The junction between Euston Road and Ousslston Street, where the segregated lane suddenly, unexpectedly stops. Image: Jonn Elledge.


It’s for these reasons, perhaps, that the new lane is not yet seeing many users. Each time I cycled the length of it I saw only a handful of other cyclists (although that did include a man cycling with a child on a seat behind him – not something one would have expected on the Euston Road of the past).

Though I hesitate to mention this because it feeds into the car lobby’s agenda, it was also striking that the westbound traffic – the side of the road which had lost a lane to bikes – was significantly more congested than the eastbound.

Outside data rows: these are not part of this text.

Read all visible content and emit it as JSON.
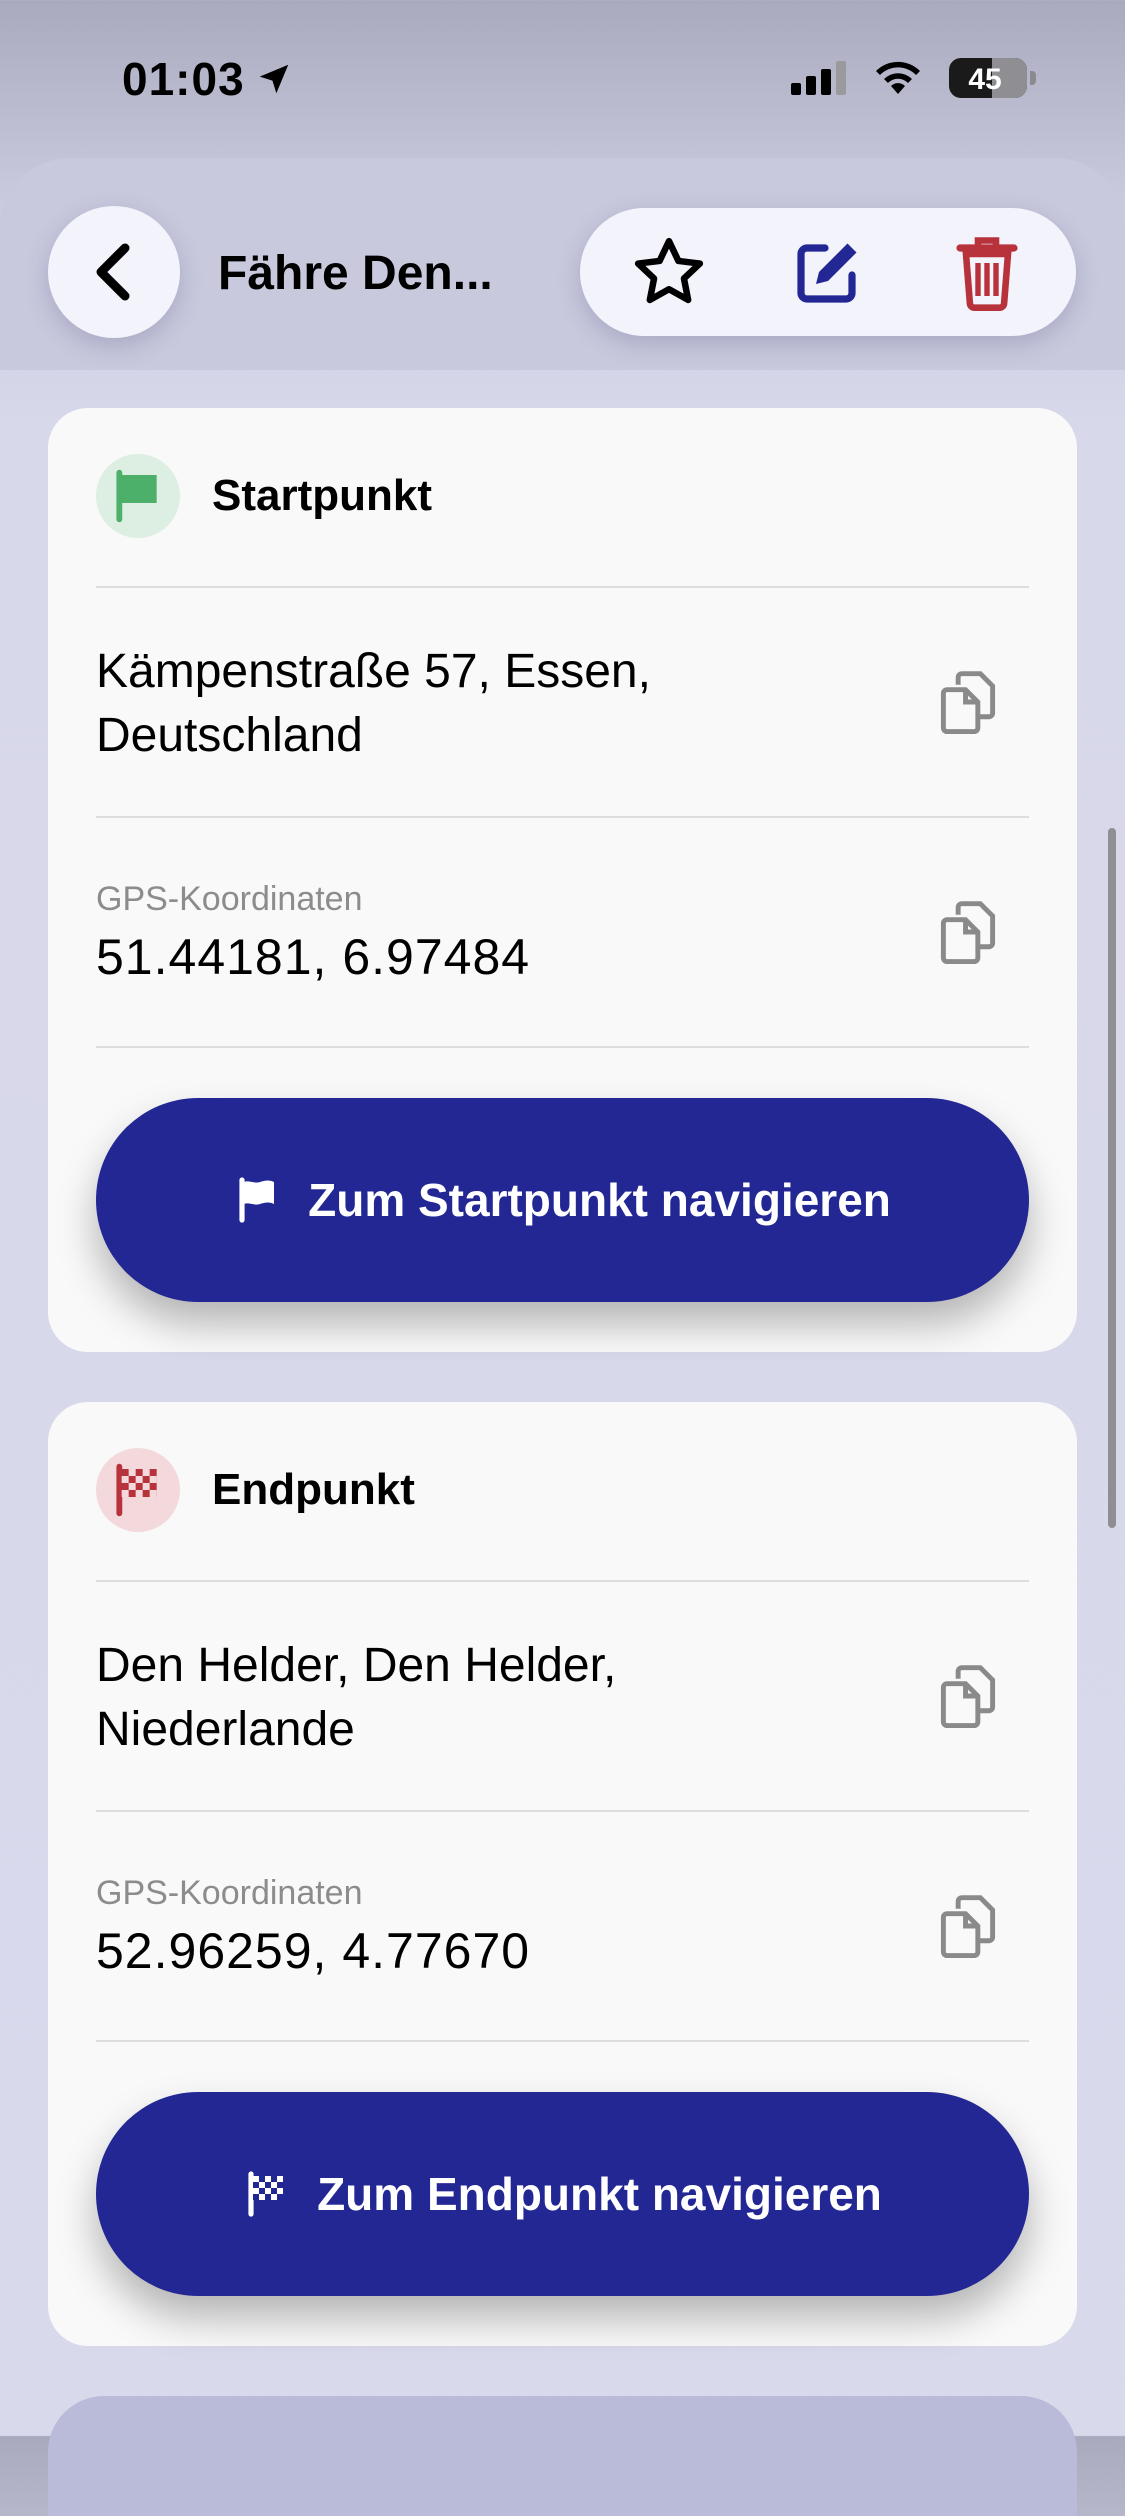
{
  "status_bar": {
    "time": "01:03",
    "battery": "45",
    "battery_level": 0.45
  },
  "header": {
    "title": "Fähre Den..."
  },
  "start": {
    "title": "Startpunkt",
    "address": "Kämpenstraße 57, Essen, Deutschland",
    "gps_label": "GPS-Koordinaten",
    "gps_value": "51.44181, 6.97484",
    "button_label": "Zum Startpunkt navigieren"
  },
  "end": {
    "title": "Endpunkt",
    "address": "Den Helder, Den Helder, Niederlande",
    "gps_label": "GPS-Koordinaten",
    "gps_value": "52.96259, 4.77670",
    "button_label": "Zum Endpunkt navigieren"
  },
  "icons": {
    "back": "chevron-left-icon",
    "favorite": "star-icon",
    "edit": "edit-icon",
    "delete": "trash-icon",
    "start_flag": "flag-icon",
    "end_flag": "checkered-flag-icon",
    "copy": "copy-icon"
  },
  "colors": {
    "accent": "#222794",
    "start_green": "#4caf6a",
    "end_red": "#b8323c",
    "delete_red": "#b8323c",
    "edit_blue": "#222794"
  }
}
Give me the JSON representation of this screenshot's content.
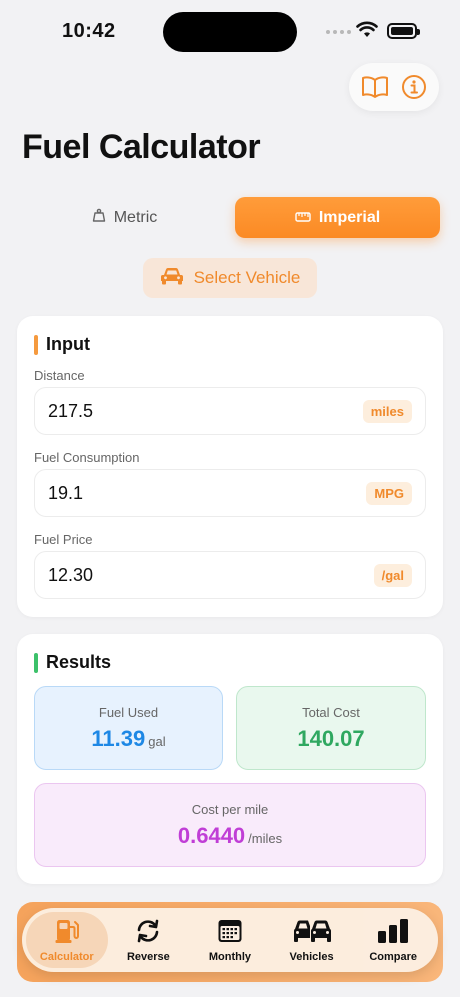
{
  "status_bar": {
    "time": "10:42"
  },
  "header": {
    "title": "Fuel Calculator"
  },
  "units_toggle": {
    "metric_label": "Metric",
    "imperial_label": "Imperial",
    "selected": "Imperial"
  },
  "vehicle": {
    "select_label": "Select Vehicle"
  },
  "input_section": {
    "title": "Input",
    "accent": "#f59a3e",
    "fields": [
      {
        "label": "Distance",
        "value": "217.5",
        "unit": "miles"
      },
      {
        "label": "Fuel Consumption",
        "value": "19.1",
        "unit": "MPG"
      },
      {
        "label": "Fuel Price",
        "value": "12.30",
        "unit": "/gal"
      }
    ]
  },
  "results_section": {
    "title": "Results",
    "accent": "#3cc16a",
    "fuel_used": {
      "label": "Fuel Used",
      "value": "11.39",
      "unit": "gal",
      "color": "#1e88e5"
    },
    "total_cost": {
      "label": "Total Cost",
      "value": "140.07",
      "color": "#2fa860"
    },
    "cost_per_mile": {
      "label": "Cost per mile",
      "value": "0.6440",
      "unit": "/miles",
      "color": "#c03ed6"
    }
  },
  "tabs": [
    {
      "label": "Calculator",
      "icon": "fuel-pump-icon",
      "active": true
    },
    {
      "label": "Reverse",
      "icon": "reverse-arrows-icon",
      "active": false
    },
    {
      "label": "Monthly",
      "icon": "calendar-icon",
      "active": false
    },
    {
      "label": "Vehicles",
      "icon": "cars-icon",
      "active": false
    },
    {
      "label": "Compare",
      "icon": "bar-chart-icon",
      "active": false
    }
  ],
  "colors": {
    "brand": "#f08a2c",
    "background": "#f2f2f4"
  }
}
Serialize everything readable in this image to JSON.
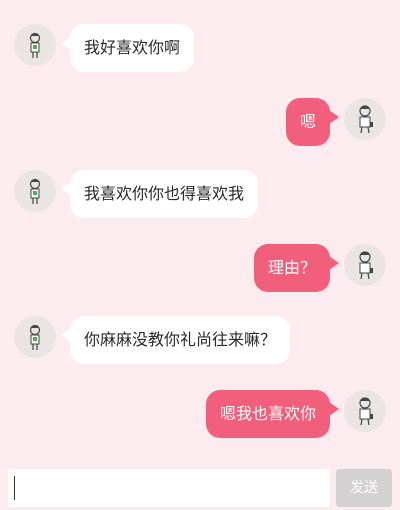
{
  "messages": [
    {
      "side": "in",
      "text": "我好喜欢你啊"
    },
    {
      "side": "out",
      "text": "嗯"
    },
    {
      "side": "in",
      "text": "我喜欢你你也得喜欢我"
    },
    {
      "side": "out",
      "text": "理由？"
    },
    {
      "side": "in",
      "text": "你麻麻没教你礼尚往来嘛？"
    },
    {
      "side": "out",
      "text": "嗯我也喜欢你"
    }
  ],
  "input": {
    "value": "",
    "placeholder": ""
  },
  "send_label": "发送",
  "colors": {
    "background": "#fcecef",
    "incoming_bubble": "#ffffff",
    "outgoing_bubble": "#f25f7d",
    "send_button": "#d4d1d2"
  },
  "icons": {
    "avatar": "cartoon-person-avatar-icon"
  }
}
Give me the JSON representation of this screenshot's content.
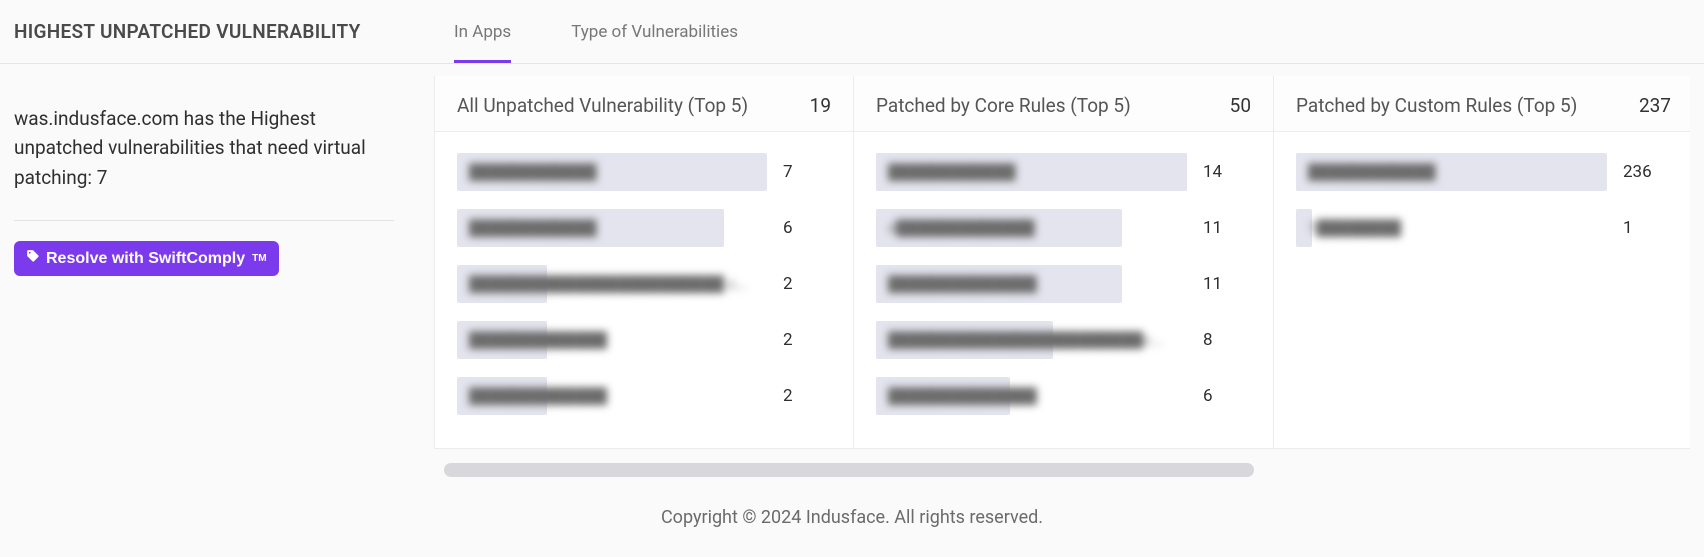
{
  "header": {
    "title": "HIGHEST UNPATCHED VULNERABILITY",
    "tabs": {
      "in_apps": "In Apps",
      "types": "Type of Vulnerabilities"
    }
  },
  "sidebar": {
    "summary": "was.indusface.com has the Highest unpatched vulnerabilities that need virtual patching: 7",
    "resolve_label": "Resolve with SwiftComply",
    "resolve_tm": "TM"
  },
  "panels": {
    "unpatched": {
      "title": "All Unpatched Vulnerability (Top 5)",
      "total": "19",
      "rows": [
        {
          "label": "████████████",
          "value": "7",
          "pct": 100
        },
        {
          "label": "████████████",
          "value": "6",
          "pct": 86
        },
        {
          "label": "████████████████████████ c...",
          "value": "2",
          "pct": 29
        },
        {
          "label": "█████████████",
          "value": "2",
          "pct": 29
        },
        {
          "label": "█████████████",
          "value": "2",
          "pct": 29
        }
      ]
    },
    "core": {
      "title": "Patched by Core Rules (Top 5)",
      "total": "50",
      "rows": [
        {
          "label": "████████████",
          "value": "14",
          "pct": 100
        },
        {
          "label": "d█████████████",
          "value": "11",
          "pct": 79
        },
        {
          "label": "██████████████",
          "value": "11",
          "pct": 79
        },
        {
          "label": "████████████████████████c...",
          "value": "8",
          "pct": 57
        },
        {
          "label": "██████████████",
          "value": "6",
          "pct": 43
        }
      ]
    },
    "custom": {
      "title": "Patched by Custom Rules (Top 5)",
      "total": "237",
      "rows": [
        {
          "label": "████████████",
          "value": "236",
          "pct": 100
        },
        {
          "label": "1████████",
          "value": "1",
          "pct": 5
        }
      ]
    }
  },
  "footer": "Copyright © 2024 Indusface. All rights reserved."
}
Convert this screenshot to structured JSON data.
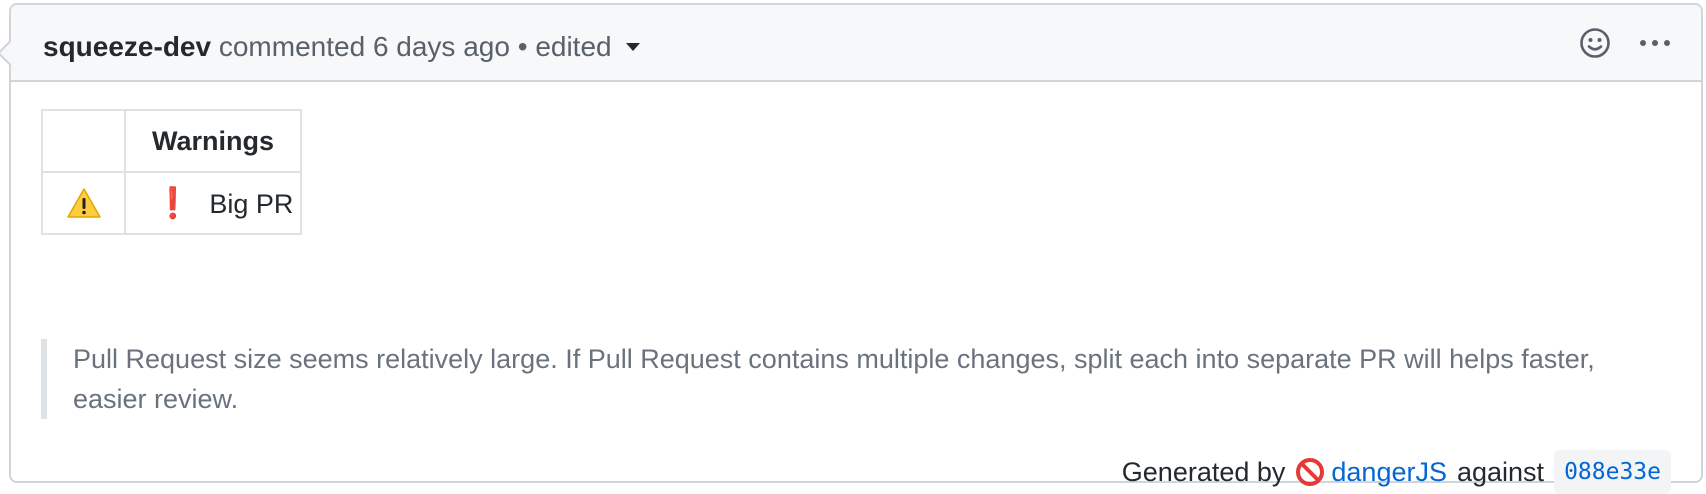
{
  "comment": {
    "author": "squeeze-dev",
    "action": "commented",
    "time": "6 days ago",
    "separator": "•",
    "edited_label": "edited",
    "actions": {
      "reaction_icon": "smiley-icon",
      "more_icon": "kebab-horizontal-icon"
    }
  },
  "warnings_table": {
    "header": "Warnings",
    "rows": [
      {
        "icon": "warning-icon",
        "marker": "❗",
        "text": "Big PR"
      }
    ]
  },
  "quote": {
    "text": "Pull Request size seems relatively large. If Pull Request contains multiple changes, split each into separate PR will helps faster, easier review."
  },
  "footer": {
    "generated_by": "Generated by",
    "tool_icon": "no-entry-icon",
    "tool_link": "dangerJS",
    "against": "against",
    "commit_sha": "088e33e"
  },
  "colors": {
    "link": "#0366d6",
    "header_bg": "#f6f8fa",
    "border": "#d1d5da",
    "warning_yellow": "#ffcc3d",
    "error_red": "#e00000"
  }
}
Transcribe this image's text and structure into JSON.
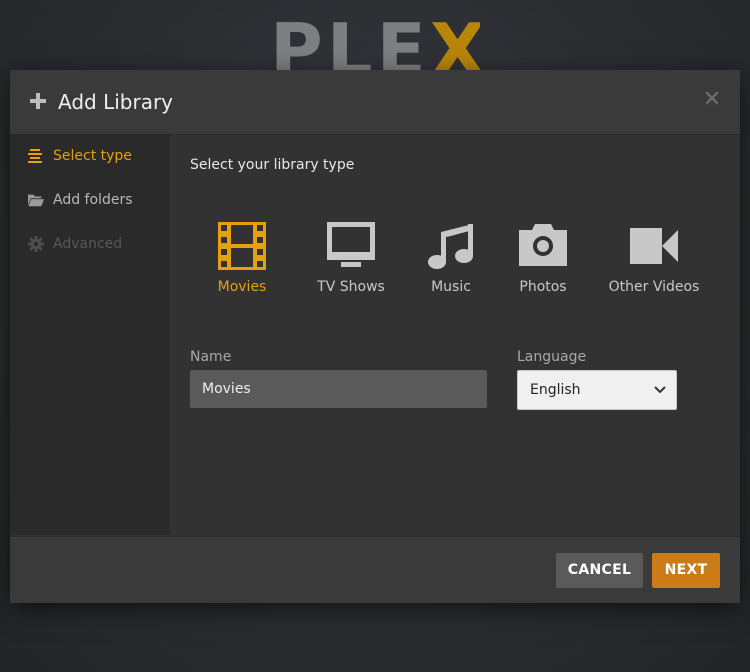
{
  "background": {
    "logo_main": "PLE",
    "logo_x": "X"
  },
  "dialog": {
    "title": "Add Library",
    "header_icon": "plus-icon",
    "close_icon": "close-icon"
  },
  "sidebar": {
    "items": [
      {
        "label": "Select type",
        "icon": "list-icon",
        "state": "active"
      },
      {
        "label": "Add folders",
        "icon": "folder-icon",
        "state": "normal"
      },
      {
        "label": "Advanced",
        "icon": "gear-icon",
        "state": "disabled"
      }
    ]
  },
  "main": {
    "section_title": "Select your library type",
    "library_types": [
      {
        "label": "Movies",
        "icon": "film-icon",
        "selected": true
      },
      {
        "label": "TV Shows",
        "icon": "tv-icon",
        "selected": false
      },
      {
        "label": "Music",
        "icon": "music-note-icon",
        "selected": false
      },
      {
        "label": "Photos",
        "icon": "camera-icon",
        "selected": false
      },
      {
        "label": "Other Videos",
        "icon": "video-camera-icon",
        "selected": false
      }
    ],
    "name_label": "Name",
    "name_value": "Movies",
    "language_label": "Language",
    "language_value": "English"
  },
  "footer": {
    "cancel_label": "CANCEL",
    "next_label": "NEXT"
  },
  "colors": {
    "accent": "#e5a00d",
    "next_button": "#cc7b19",
    "cancel_button": "#5a5a5a",
    "dialog_bg": "#323232",
    "sidebar_bg": "#2a2a2a"
  }
}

If the lane is extended, it could, counterintuitively, help, by removing the unexpected pinch points at which three lanes of cars suddenly have to squeeze into two.

There’s a distinctly unfinished air to the project – though, to be fair, it’s early days. The eastbound lane needs to be created from scratch; the westbound extended. At that point, it would hopefully be something TfL would be keen enough to talk about that cyclists start using it in greater numbers – and drivers get the message they should avoid the Euston Road.

The obvious explanation for why TfL is going to all this trouble is that TfL is in charge of the Euston Road, and so can do what it likes there. Building cycle lanes on side nearby roads means working with the boroughs, and that’s inevitably more difficult and time consuming.

But if the long-term plan is to push cyclists via side roads anyway, it’s questionable whether all this disruption is worth it. A segregated cycle lane that stops without warning and leaves you fighting for space with three lanes of buses, lorries, and cabs is a cycle lane that’s of no use at all.

Jonn Elledge was founding editor of CityMetric. He is on Twitter as @jonnelledge and on Facebook as JonnElledgeWrites.